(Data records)

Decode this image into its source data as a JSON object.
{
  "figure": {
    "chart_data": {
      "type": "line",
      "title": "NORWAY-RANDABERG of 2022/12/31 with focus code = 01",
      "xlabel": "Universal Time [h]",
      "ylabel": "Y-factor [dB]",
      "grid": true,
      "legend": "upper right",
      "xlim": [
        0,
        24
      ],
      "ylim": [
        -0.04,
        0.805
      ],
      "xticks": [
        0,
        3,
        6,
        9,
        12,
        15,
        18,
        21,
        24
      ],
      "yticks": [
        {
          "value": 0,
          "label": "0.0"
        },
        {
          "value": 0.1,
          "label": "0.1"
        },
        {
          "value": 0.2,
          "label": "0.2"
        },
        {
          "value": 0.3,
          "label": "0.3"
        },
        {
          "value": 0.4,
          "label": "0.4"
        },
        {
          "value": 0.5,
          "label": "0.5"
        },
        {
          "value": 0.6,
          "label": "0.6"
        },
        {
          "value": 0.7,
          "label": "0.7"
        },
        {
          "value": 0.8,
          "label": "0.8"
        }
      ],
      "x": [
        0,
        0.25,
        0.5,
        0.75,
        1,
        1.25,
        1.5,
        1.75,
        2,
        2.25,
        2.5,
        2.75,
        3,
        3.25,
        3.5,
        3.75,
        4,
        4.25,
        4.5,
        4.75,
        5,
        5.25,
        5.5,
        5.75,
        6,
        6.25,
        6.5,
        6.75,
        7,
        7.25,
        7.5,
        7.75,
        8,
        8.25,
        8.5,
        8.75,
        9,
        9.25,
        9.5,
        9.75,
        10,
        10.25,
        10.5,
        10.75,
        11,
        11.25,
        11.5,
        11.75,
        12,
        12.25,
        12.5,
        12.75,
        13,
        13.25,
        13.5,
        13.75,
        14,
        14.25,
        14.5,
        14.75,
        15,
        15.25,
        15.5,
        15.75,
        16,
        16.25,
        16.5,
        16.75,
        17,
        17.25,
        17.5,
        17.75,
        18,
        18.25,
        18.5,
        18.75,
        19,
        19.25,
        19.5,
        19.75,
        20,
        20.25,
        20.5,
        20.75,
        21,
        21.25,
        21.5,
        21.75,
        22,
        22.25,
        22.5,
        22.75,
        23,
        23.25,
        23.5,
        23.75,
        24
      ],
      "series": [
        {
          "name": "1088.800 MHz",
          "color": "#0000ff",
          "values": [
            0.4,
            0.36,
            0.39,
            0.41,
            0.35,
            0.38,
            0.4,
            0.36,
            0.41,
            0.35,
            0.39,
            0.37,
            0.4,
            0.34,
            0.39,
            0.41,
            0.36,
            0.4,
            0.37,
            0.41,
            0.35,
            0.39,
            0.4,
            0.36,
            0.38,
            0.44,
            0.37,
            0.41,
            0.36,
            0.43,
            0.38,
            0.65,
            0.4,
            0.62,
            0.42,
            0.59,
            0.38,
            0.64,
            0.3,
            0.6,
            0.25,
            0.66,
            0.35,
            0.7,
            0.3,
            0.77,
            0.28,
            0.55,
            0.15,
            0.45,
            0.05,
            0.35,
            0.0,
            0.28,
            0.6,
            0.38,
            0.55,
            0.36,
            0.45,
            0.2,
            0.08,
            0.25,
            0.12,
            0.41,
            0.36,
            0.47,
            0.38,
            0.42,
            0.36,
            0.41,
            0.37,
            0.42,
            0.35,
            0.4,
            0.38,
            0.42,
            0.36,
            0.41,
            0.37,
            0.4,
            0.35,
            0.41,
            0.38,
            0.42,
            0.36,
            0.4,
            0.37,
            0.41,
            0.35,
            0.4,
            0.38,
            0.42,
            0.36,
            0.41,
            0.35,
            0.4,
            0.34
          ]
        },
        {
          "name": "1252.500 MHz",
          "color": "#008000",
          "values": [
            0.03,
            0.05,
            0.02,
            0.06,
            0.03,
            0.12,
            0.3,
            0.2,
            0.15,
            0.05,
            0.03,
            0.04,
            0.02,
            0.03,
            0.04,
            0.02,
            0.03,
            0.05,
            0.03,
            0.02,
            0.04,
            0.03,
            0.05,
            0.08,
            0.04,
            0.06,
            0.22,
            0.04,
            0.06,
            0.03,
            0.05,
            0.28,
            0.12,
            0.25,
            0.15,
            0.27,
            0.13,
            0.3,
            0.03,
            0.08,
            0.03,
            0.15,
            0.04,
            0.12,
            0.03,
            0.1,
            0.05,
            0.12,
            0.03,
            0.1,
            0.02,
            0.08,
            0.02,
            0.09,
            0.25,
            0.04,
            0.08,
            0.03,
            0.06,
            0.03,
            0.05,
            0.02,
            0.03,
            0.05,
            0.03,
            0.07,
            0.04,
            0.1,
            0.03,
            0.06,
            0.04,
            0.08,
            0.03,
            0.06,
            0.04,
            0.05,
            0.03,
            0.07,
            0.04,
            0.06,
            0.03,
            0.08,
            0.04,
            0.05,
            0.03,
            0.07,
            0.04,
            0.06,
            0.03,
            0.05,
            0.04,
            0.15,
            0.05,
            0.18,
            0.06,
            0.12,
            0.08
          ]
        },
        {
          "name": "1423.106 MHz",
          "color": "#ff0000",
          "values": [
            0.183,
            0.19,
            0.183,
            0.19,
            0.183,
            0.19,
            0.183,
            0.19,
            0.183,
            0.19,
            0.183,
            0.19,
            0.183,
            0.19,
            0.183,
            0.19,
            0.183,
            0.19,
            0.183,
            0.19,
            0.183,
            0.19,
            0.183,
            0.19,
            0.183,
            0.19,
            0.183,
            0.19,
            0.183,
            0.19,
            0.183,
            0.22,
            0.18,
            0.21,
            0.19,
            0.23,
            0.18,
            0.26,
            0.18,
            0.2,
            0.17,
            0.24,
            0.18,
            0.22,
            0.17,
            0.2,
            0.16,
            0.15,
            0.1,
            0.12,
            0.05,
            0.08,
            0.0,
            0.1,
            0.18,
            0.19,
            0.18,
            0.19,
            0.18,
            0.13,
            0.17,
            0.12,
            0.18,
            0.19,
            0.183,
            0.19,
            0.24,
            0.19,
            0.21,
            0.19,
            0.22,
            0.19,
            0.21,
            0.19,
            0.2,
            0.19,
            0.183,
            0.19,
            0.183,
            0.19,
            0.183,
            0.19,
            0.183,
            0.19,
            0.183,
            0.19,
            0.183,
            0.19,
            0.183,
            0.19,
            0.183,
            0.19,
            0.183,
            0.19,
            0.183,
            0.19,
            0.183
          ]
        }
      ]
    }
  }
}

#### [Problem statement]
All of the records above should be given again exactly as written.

#### [Completed exercise]
Decode this image into its source data as a JSON object.
{
  "figure": {
    "chart_data": {
      "type": "line",
      "title": "NORWAY-RANDABERG of 2022/12/31 with focus code = 01",
      "xlabel": "Universal Time [h]",
      "ylabel": "Y-factor [dB]",
      "grid": true,
      "legend": "upper right",
      "xlim": [
        0,
        24
      ],
      "ylim": [
        -0.04,
        0.805
      ],
      "xticks": [
        0,
        3,
        6,
        9,
        12,
        15,
        18,
        21,
        24
      ],
      "yticks": [
        {
          "value": 0,
          "label": "0.0"
        },
        {
          "value": 0.1,
          "label": "0.1"
        },
        {
          "value": 0.2,
          "label": "0.2"
        },
        {
          "value": 0.3,
          "label": "0.3"
        },
        {
          "value": 0.4,
          "label": "0.4"
        },
        {
          "value": 0.5,
          "label": "0.5"
        },
        {
          "value": 0.6,
          "label": "0.6"
        },
        {
          "value": 0.7,
          "label": "0.7"
        },
        {
          "value": 0.8,
          "label": "0.8"
        }
      ],
      "x": [
        0,
        0.25,
        0.5,
        0.75,
        1,
        1.25,
        1.5,
        1.75,
        2,
        2.25,
        2.5,
        2.75,
        3,
        3.25,
        3.5,
        3.75,
        4,
        4.25,
        4.5,
        4.75,
        5,
        5.25,
        5.5,
        5.75,
        6,
        6.25,
        6.5,
        6.75,
        7,
        7.25,
        7.5,
        7.75,
        8,
        8.25,
        8.5,
        8.75,
        9,
        9.25,
        9.5,
        9.75,
        10,
        10.25,
        10.5,
        10.75,
        11,
        11.25,
        11.5,
        11.75,
        12,
        12.25,
        12.5,
        12.75,
        13,
        13.25,
        13.5,
        13.75,
        14,
        14.25,
        14.5,
        14.75,
        15,
        15.25,
        15.5,
        15.75,
        16,
        16.25,
        16.5,
        16.75,
        17,
        17.25,
        17.5,
        17.75,
        18,
        18.25,
        18.5,
        18.75,
        19,
        19.25,
        19.5,
        19.75,
        20,
        20.25,
        20.5,
        20.75,
        21,
        21.25,
        21.5,
        21.75,
        22,
        22.25,
        22.5,
        22.75,
        23,
        23.25,
        23.5,
        23.75,
        24
      ],
      "series": [
        {
          "name": "1088.800 MHz",
          "color": "#0000ff",
          "values": [
            0.4,
            0.36,
            0.39,
            0.41,
            0.35,
            0.38,
            0.4,
            0.36,
            0.41,
            0.35,
            0.39,
            0.37,
            0.4,
            0.34,
            0.39,
            0.41,
            0.36,
            0.4,
            0.37,
            0.41,
            0.35,
            0.39,
            0.4,
            0.36,
            0.38,
            0.44,
            0.37,
            0.41,
            0.36,
            0.43,
            0.38,
            0.65,
            0.4,
            0.62,
            0.42,
            0.59,
            0.38,
            0.64,
            0.3,
            0.6,
            0.25,
            0.66,
            0.35,
            0.7,
            0.3,
            0.77,
            0.28,
            0.55,
            0.15,
            0.45,
            0.05,
            0.35,
            0.0,
            0.28,
            0.6,
            0.38,
            0.55,
            0.36,
            0.45,
            0.2,
            0.08,
            0.25,
            0.12,
            0.41,
            0.36,
            0.47,
            0.38,
            0.42,
            0.36,
            0.41,
            0.37,
            0.42,
            0.35,
            0.4,
            0.38,
            0.42,
            0.36,
            0.41,
            0.37,
            0.4,
            0.35,
            0.41,
            0.38,
            0.42,
            0.36,
            0.4,
            0.37,
            0.41,
            0.35,
            0.4,
            0.38,
            0.42,
            0.36,
            0.41,
            0.35,
            0.4,
            0.34
          ]
        },
        {
          "name": "1252.500 MHz",
          "color": "#008000",
          "values": [
            0.03,
            0.05,
            0.02,
            0.06,
            0.03,
            0.12,
            0.3,
            0.2,
            0.15,
            0.05,
            0.03,
            0.04,
            0.02,
            0.03,
            0.04,
            0.02,
            0.03,
            0.05,
            0.03,
            0.02,
            0.04,
            0.03,
            0.05,
            0.08,
            0.04,
            0.06,
            0.22,
            0.04,
            0.06,
            0.03,
            0.05,
            0.28,
            0.12,
            0.25,
            0.15,
            0.27,
            0.13,
            0.3,
            0.03,
            0.08,
            0.03,
            0.15,
            0.04,
            0.12,
            0.03,
            0.1,
            0.05,
            0.12,
            0.03,
            0.1,
            0.02,
            0.08,
            0.02,
            0.09,
            0.25,
            0.04,
            0.08,
            0.03,
            0.06,
            0.03,
            0.05,
            0.02,
            0.03,
            0.05,
            0.03,
            0.07,
            0.04,
            0.1,
            0.03,
            0.06,
            0.04,
            0.08,
            0.03,
            0.06,
            0.04,
            0.05,
            0.03,
            0.07,
            0.04,
            0.06,
            0.03,
            0.08,
            0.04,
            0.05,
            0.03,
            0.07,
            0.04,
            0.06,
            0.03,
            0.05,
            0.04,
            0.15,
            0.05,
            0.18,
            0.06,
            0.12,
            0.08
          ]
        },
        {
          "name": "1423.106 MHz",
          "color": "#ff0000",
          "values": [
            0.183,
            0.19,
            0.183,
            0.19,
            0.183,
            0.19,
            0.183,
            0.19,
            0.183,
            0.19,
            0.183,
            0.19,
            0.183,
            0.19,
            0.183,
            0.19,
            0.183,
            0.19,
            0.183,
            0.19,
            0.183,
            0.19,
            0.183,
            0.19,
            0.183,
            0.19,
            0.183,
            0.19,
            0.183,
            0.19,
            0.183,
            0.22,
            0.18,
            0.21,
            0.19,
            0.23,
            0.18,
            0.26,
            0.18,
            0.2,
            0.17,
            0.24,
            0.18,
            0.22,
            0.17,
            0.2,
            0.16,
            0.15,
            0.1,
            0.12,
            0.05,
            0.08,
            0.0,
            0.1,
            0.18,
            0.19,
            0.18,
            0.19,
            0.18,
            0.13,
            0.17,
            0.12,
            0.18,
            0.19,
            0.183,
            0.19,
            0.24,
            0.19,
            0.21,
            0.19,
            0.22,
            0.19,
            0.21,
            0.19,
            0.2,
            0.19,
            0.183,
            0.19,
            0.183,
            0.19,
            0.183,
            0.19,
            0.183,
            0.19,
            0.183,
            0.19,
            0.183,
            0.19,
            0.183,
            0.19,
            0.183,
            0.19,
            0.183,
            0.19,
            0.183,
            0.19,
            0.183
          ]
        }
      ]
    }
  }
}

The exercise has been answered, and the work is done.